In the end, I desperately wanted to fall in love with this book, but it kept me in the friend zone.  While the UCS was intriguing, it often seemed like an afterthought as the story progressed.  True, in their lives, that's how it should've been, but for me, I was anticipating a closer focus on the theory itself, so perhaps a shorter work would have been more appropriate or an additional installment (though search me as for where a good place to split it would have been).  The life and times of Amy and friends was certainly story worthy, and the journey from college kid to new adult was something everyone can relate to on some level, giving this book a broader appeal than at first it may seem.  Recommended read for those starting this journey in their own lives as well as those relishing the memory of what once was.


About the author...

Leah DeCesare is the author of the nonfiction parenting series Naked Parenting, based on her work as a doula, early parenting educator, and mom of three. Her articles on parenting have been featured in The Huffington Post, the International Doula, and The Key, among others. In 2008, she cofounded the nonprofit Doulas of Rhode Island, and in 2013 she spearheaded the Campaign for Hope to build the Kampala Children’s Centre for Hope and Wellness in Uganda.

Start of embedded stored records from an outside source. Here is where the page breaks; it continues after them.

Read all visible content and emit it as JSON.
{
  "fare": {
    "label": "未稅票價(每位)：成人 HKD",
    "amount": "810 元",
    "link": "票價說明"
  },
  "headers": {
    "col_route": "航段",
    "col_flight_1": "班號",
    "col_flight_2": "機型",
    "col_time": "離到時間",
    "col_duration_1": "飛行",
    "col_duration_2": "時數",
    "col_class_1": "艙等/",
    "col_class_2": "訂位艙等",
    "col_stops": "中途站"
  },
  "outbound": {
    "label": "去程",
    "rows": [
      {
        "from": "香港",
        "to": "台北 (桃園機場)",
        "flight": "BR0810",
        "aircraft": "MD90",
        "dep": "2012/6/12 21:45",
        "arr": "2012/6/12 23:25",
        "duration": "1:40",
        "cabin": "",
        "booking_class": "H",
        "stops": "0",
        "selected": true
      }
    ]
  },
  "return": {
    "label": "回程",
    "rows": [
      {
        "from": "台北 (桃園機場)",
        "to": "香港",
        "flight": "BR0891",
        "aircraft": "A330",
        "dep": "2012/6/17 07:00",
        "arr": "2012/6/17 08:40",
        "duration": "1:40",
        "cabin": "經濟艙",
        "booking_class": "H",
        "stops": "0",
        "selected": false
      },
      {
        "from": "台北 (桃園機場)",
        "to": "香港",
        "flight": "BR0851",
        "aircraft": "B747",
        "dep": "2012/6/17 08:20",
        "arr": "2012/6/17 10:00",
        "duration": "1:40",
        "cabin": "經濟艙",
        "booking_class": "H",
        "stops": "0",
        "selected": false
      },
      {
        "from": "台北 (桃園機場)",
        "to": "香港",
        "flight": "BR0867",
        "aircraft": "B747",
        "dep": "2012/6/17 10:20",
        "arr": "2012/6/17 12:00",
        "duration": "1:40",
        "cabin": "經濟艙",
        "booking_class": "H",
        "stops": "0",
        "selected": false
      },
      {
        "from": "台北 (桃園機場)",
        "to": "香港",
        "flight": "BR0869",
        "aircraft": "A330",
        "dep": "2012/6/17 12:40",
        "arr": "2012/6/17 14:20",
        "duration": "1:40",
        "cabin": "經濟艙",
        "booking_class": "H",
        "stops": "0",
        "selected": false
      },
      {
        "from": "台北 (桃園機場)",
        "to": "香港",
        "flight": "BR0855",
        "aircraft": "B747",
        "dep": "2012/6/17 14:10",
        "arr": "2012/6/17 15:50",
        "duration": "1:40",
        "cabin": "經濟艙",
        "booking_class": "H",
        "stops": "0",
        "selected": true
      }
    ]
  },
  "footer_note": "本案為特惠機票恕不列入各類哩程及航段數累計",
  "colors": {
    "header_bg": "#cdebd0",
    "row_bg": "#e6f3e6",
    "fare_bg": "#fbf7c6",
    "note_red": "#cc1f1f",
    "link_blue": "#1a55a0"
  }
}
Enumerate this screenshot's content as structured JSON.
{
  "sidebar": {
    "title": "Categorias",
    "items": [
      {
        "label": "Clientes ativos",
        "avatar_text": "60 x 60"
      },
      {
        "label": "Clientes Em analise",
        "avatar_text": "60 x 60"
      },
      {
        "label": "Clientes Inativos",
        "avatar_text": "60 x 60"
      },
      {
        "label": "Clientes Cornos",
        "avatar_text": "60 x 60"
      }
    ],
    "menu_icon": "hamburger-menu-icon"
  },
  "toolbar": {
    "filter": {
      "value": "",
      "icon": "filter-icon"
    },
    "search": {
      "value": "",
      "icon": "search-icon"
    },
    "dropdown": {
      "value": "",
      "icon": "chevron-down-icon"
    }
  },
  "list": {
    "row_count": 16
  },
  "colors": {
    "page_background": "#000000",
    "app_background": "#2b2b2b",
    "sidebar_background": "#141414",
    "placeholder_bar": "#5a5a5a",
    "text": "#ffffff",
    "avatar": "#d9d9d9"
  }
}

In a past life, DeCesare worked in public relations and event planning. She now writes, teaches, and volunteers in Rhode Island, where she lives with her family and talking cockatiel.




Special thanks to author Leah DeCesare for the ARC for review as well as the awesometastic themed swag!  (I've had many compliments on the necklace without anyone knowing what the charms even mean!  ^-^)  For more information on this title, the author, or the publisher, feel free to click through the links provided above.  This title is available now via SparkPress, so be on the lookout for it on a bookstore shelf or virtual retailer of your choosing.

Until next time, remember...if it looks good, READ IT!


  1. Aha the review that I have been awaiting this book is interesting because it's so very differen and different is good its grand to have a reviewer you can depend on and an author who puts out so fine and fun work kudos to both

  2. Thanks so much for the review, Gina! I'm glad the necklace has been fun.